In 2009,for example, MSC and Fred Olsen Cruises rerouted their traditional course to avoid pirates, a change that now excludes ports in the United Arab Emirates and Oman and harms those tourist-based economies.
Commercial oil and gas shipments are also affected, as their vessels and their operators are known to be insured, fueling pirates’ demand for substantial ransom payments.
Private vessels and yachts are also increasingly targeted by pirates. The methods of hijacking and torture applied by the pirates does little to ease the minds of potential visitors to the region.
About the Author:
A sailing enthusiast, Nicholas Janitsary holds a PhD in Criminology and acts as managing director of New Dimension Group, a global security and defense consultancy. The firm provides insight on counterterrorism, security-threat assessment, crisis management, and intelligence gathering.
Nicholas Janitsary, who earned a Ph.D. in Criminology, explains the training and the job outlook for those interested in professions in the criminology field.
Interviewer: What is criminology?
Janitsary: Criminology is the study of criminal activity and its impact on societies. This can include the reverberations of a crime on individual victims and even its effect on entire nations.
Interviewer: What schooling does one need to pursue a career in criminology?
Janitsary: First and foremost, those pursuing a career in the field must complete high school with an eye toward college. There are many four-year criminology programs, but most people will want to continue their education and pursue an advanced degree in the field.

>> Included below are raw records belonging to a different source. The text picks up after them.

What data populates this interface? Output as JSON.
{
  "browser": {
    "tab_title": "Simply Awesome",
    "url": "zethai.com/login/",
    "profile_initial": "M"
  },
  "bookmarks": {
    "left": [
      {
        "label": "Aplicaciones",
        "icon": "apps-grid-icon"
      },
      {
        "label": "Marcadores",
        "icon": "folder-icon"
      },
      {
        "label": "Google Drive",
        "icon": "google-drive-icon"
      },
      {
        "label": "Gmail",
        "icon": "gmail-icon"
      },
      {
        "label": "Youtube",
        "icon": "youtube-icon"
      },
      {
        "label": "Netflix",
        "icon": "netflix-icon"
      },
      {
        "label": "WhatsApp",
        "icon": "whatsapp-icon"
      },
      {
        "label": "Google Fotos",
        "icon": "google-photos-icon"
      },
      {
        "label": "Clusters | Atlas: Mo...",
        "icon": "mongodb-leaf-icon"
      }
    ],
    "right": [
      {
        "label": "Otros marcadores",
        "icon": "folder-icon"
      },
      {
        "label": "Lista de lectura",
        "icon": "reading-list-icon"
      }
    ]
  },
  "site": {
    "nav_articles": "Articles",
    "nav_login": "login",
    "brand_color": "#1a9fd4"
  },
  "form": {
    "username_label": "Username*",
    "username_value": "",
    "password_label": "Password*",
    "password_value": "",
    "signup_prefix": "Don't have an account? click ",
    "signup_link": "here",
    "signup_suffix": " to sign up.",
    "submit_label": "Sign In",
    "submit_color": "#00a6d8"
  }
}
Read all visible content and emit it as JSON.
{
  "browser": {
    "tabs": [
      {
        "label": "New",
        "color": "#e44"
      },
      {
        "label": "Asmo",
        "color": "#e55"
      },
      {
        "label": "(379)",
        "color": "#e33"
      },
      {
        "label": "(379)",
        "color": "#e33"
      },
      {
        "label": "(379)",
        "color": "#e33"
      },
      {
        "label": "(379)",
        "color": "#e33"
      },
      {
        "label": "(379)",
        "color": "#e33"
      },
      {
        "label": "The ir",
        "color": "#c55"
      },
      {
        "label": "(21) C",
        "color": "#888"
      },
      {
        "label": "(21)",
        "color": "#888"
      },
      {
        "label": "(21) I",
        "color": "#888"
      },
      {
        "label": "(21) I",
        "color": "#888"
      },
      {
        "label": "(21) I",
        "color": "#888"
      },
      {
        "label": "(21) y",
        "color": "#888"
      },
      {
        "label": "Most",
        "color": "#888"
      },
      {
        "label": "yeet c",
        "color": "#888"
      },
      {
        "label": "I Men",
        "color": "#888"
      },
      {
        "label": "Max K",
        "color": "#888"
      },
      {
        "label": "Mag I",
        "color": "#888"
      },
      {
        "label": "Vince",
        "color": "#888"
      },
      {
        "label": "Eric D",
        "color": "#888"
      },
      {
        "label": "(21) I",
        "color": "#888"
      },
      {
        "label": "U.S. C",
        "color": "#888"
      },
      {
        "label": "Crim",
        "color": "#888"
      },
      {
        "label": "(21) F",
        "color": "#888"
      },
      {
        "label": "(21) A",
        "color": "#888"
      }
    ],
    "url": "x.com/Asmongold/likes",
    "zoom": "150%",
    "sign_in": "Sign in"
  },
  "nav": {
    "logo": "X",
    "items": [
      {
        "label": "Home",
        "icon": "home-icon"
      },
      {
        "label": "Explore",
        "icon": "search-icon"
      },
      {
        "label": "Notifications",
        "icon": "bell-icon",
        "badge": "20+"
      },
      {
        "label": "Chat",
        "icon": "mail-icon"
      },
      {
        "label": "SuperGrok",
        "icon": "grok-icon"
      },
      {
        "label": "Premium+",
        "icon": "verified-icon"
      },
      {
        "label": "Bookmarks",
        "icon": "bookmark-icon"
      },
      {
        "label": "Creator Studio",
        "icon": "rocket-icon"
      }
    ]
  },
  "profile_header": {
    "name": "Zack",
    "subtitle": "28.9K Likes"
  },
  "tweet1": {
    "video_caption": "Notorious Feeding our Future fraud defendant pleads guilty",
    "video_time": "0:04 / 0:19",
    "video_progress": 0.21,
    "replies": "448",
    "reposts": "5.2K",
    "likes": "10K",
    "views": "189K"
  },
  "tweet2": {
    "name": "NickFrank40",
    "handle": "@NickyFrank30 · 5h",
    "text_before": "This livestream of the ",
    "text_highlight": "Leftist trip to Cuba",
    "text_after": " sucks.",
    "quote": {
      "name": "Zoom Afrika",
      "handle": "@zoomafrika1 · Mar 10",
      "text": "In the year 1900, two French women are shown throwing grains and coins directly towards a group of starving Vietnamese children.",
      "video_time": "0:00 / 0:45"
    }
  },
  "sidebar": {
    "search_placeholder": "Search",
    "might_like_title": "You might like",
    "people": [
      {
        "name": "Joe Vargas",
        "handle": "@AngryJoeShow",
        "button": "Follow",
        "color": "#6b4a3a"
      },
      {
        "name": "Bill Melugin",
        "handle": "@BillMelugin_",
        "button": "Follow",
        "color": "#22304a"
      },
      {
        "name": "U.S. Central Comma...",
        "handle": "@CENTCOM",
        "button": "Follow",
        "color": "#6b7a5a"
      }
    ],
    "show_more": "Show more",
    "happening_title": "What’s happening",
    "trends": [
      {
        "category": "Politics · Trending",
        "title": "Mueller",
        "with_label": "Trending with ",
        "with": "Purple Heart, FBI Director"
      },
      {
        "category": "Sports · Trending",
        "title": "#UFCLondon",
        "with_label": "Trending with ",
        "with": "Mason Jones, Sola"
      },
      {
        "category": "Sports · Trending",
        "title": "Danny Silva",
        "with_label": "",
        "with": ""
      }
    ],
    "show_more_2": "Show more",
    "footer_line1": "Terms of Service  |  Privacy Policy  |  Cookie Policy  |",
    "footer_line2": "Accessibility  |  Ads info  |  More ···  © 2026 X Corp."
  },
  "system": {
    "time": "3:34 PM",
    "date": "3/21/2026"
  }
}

Most successful criminologists hold either a Master’s degree or Ph.D. and are very hirable straight out of academia.
Interviewer: What is your academic background?
Janitsary: I hold a Ph.D. in Criminology from Canterbury University. I have been invited to speak at international forums regarding global security, including the Interpol General Assembly.
Nicholas Janitsary is the Founder of New Dimensions Group, a consulting firm with offices around the world. He has worked with a variety of governments and law enforcement entities throughout Asia and the Middle East.
Founded in 2007, the Superyacht Singapore Association dedicates itself to making Singapore a worldwide destination for superyachts. Striving to improve the country’s economy, the Superyacht Singapore Association promotes Singapore as an attractive destination for owners of these massive boats. Top-of-the-line resorts such as Marina Sands and Genting Resorts World allows individuals to combine business and pleasure. Its proximity to the water has enabled it to build four marinas with super and megayacht berths that can hold boats up to 350 feet. Additionally, Singapore is home to a large number of professionals trained in boat maintenance, repair, and technological enhancements.
Every year, the Superyacht Singapore Association runs a conference at which members discuss the latest issues affecting the superyacht industry. Topics covered at these meetings include how infrastructure can be improved so that marinas can handle more superyachts, statistics on superyacht buyers, and governmental regulations concerning these ships.
To read more about the organization and its upcoming events, log onto www.SuperYacht.sg.
About the Author:
Managing Director and founder of the multi-national consultancy New Dimension Group, Nicholas Janitsary has spent over a decade in the security and sales field. Janitsary was a selected speaker at the Superyacht Singapore Association’s First Annual Superyacht Conference.